[Given records Boundary: Start]

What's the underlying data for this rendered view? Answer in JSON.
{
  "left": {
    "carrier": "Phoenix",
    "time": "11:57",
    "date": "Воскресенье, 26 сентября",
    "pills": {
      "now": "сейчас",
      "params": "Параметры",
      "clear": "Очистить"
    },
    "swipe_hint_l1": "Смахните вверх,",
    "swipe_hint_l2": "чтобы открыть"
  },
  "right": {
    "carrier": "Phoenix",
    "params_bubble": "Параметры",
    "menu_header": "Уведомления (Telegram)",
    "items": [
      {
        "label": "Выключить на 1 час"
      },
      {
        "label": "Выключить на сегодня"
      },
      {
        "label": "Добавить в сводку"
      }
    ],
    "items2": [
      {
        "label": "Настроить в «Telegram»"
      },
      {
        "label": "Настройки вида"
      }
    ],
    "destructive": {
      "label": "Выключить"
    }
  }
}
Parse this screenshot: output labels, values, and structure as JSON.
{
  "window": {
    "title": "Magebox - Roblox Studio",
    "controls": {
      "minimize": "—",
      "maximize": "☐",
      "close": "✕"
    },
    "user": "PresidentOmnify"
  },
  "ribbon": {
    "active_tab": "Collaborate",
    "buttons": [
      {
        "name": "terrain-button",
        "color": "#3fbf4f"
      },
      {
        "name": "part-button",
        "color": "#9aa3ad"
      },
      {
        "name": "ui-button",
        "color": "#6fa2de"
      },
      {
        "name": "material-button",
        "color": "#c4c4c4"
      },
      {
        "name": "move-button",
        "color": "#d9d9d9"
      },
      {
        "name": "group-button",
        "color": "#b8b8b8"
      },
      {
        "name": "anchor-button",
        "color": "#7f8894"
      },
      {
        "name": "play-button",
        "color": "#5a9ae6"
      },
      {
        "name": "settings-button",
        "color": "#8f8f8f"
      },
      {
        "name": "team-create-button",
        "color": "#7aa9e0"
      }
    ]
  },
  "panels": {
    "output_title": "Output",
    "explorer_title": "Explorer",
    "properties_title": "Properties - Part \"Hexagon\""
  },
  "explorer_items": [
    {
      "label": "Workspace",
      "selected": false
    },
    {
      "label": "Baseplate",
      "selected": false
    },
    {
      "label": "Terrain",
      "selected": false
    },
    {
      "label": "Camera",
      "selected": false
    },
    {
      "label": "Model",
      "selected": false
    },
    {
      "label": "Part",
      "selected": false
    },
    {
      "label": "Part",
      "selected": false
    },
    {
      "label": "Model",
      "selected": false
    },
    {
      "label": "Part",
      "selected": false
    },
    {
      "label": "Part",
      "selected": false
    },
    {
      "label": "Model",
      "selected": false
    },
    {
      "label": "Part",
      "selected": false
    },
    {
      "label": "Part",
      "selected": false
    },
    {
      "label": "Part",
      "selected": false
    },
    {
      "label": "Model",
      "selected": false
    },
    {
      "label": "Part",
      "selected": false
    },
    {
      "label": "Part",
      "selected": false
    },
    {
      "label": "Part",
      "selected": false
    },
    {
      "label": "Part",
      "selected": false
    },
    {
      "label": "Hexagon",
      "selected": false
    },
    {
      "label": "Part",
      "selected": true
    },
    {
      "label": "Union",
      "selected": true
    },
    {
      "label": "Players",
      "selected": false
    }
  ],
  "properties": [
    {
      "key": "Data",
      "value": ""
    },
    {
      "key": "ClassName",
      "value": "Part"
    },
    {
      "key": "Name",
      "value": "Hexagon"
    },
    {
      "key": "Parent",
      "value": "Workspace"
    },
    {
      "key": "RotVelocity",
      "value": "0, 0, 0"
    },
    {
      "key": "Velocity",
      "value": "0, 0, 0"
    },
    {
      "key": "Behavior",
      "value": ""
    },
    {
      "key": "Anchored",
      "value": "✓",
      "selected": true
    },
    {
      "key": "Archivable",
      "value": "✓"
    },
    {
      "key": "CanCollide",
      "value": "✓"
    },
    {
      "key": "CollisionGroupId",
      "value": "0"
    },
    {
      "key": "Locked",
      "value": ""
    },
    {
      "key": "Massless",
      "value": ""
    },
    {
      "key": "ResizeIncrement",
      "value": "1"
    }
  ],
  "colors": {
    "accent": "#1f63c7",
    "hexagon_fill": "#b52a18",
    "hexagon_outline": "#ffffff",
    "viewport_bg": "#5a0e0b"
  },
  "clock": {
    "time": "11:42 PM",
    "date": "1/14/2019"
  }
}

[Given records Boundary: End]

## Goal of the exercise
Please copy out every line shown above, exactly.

## Result
What's the underlying data for this rendered view? Answer in JSON.
{
  "left": {
    "carrier": "Phoenix",
    "time": "11:57",
    "date": "Воскресенье, 26 сентября",
    "pills": {
      "now": "сейчас",
      "params": "Параметры",
      "clear": "Очистить"
    },
    "swipe_hint_l1": "Смахните вверх,",
    "swipe_hint_l2": "чтобы открыть"
  },
  "right": {
    "carrier": "Phoenix",
    "params_bubble": "Параметры",
    "menu_header": "Уведомления (Telegram)",
    "items": [
      {
        "label": "Выключить на 1 час"
      },
      {
        "label": "Выключить на сегодня"
      },
      {
        "label": "Добавить в сводку"
      }
    ],
    "items2": [
      {
        "label": "Настроить в «Telegram»"
      },
      {
        "label": "Настройки вида"
      }
    ],
    "destructive": {
      "label": "Выключить"
    }
  }
}
Parse this screenshot: output labels, values, and structure as JSON.
{
  "window": {
    "title": "Magebox - Roblox Studio",
    "controls": {
      "minimize": "—",
      "maximize": "☐",
      "close": "✕"
    },
    "user": "PresidentOmnify"
  },
  "ribbon": {
    "active_tab": "Collaborate",
    "buttons": [
      {
        "name": "terrain-button",
        "color": "#3fbf4f"
      },
      {
        "name": "part-button",
        "color": "#9aa3ad"
      },
      {
        "name": "ui-button",
        "color": "#6fa2de"
      },
      {
        "name": "material-button",
        "color": "#c4c4c4"
      },
      {
        "name": "move-button",
        "color": "#d9d9d9"
      },
      {
        "name": "group-button",
        "color": "#b8b8b8"
      },
      {
        "name": "anchor-button",
        "color": "#7f8894"
      },
      {
        "name": "play-button",
        "color": "#5a9ae6"
      },
      {
        "name": "settings-button",
        "color": "#8f8f8f"
      },
      {
        "name": "team-create-button",
        "color": "#7aa9e0"
      }
    ]
  },
  "panels": {
    "output_title": "Output",
    "explorer_title": "Explorer",
    "properties_title": "Properties - Part \"Hexagon\""
  },
  "explorer_items": [
    {
      "label": "Workspace",
      "selected": false
    },
    {
      "label": "Baseplate",
      "selected": false
    },
    {
      "label": "Terrain",
      "selected": false
    },
    {
      "label": "Camera",
      "selected": false
    },
    {
      "label": "Model",
      "selected": false
    },
    {
      "label": "Part",
      "selected": false
    },
    {
      "label": "Part",
      "selected": false
    },
    {
      "label": "Model",
      "selected": false
    },
    {
      "label": "Part",
      "selected": false
    },
    {
      "label": "Part",
      "selected": false
    },
    {
      "label": "Model",
      "selected": false
    },
    {
      "label": "Part",
      "selected": false
    },
    {
      "label": "Part",
      "selected": false
    },
    {
      "label": "Part",
      "selected": false
    },
    {
      "label": "Model",
      "selected": false
    },
    {
      "label": "Part",
      "selected": false
    },
    {
      "label": "Part",
      "selected": false
    },
    {
      "label": "Part",
      "selected": false
    },
    {
      "label": "Part",
      "selected": false
    },
    {
      "label": "Hexagon",
      "selected": false
    },
    {
      "label": "Part",
      "selected": true
    },
    {
      "label": "Union",
      "selected": true
    },
    {
      "label": "Players",
      "selected": false
    }
  ],
  "properties": [
    {
      "key": "Data",
      "value": ""
    },
    {
      "key": "ClassName",
      "value": "Part"
    },
    {
      "key": "Name",
      "value": "Hexagon"
    },
    {
      "key": "Parent",
      "value": "Workspace"
    },
    {
      "key": "RotVelocity",
      "value": "0, 0, 0"
    },
    {
      "key": "Velocity",
      "value": "0, 0, 0"
    },
    {
      "key": "Behavior",
      "value": ""
    },
    {
      "key": "Anchored",
      "value": "✓",
      "selected": true
    },
    {
      "key": "Archivable",
      "value": "✓"
    },
    {
      "key": "CanCollide",
      "value": "✓"
    },
    {
      "key": "CollisionGroupId",
      "value": "0"
    },
    {
      "key": "Locked",
      "value": ""
    },
    {
      "key": "Massless",
      "value": ""
    },
    {
      "key": "ResizeIncrement",
      "value": "1"
    }
  ],
  "colors": {
    "accent": "#1f63c7",
    "hexagon_fill": "#b52a18",
    "hexagon_outline": "#ffffff",
    "viewport_bg": "#5a0e0b"
  },
  "clock": {
    "time": "11:42 PM",
    "date": "1/14/2019"
  }
}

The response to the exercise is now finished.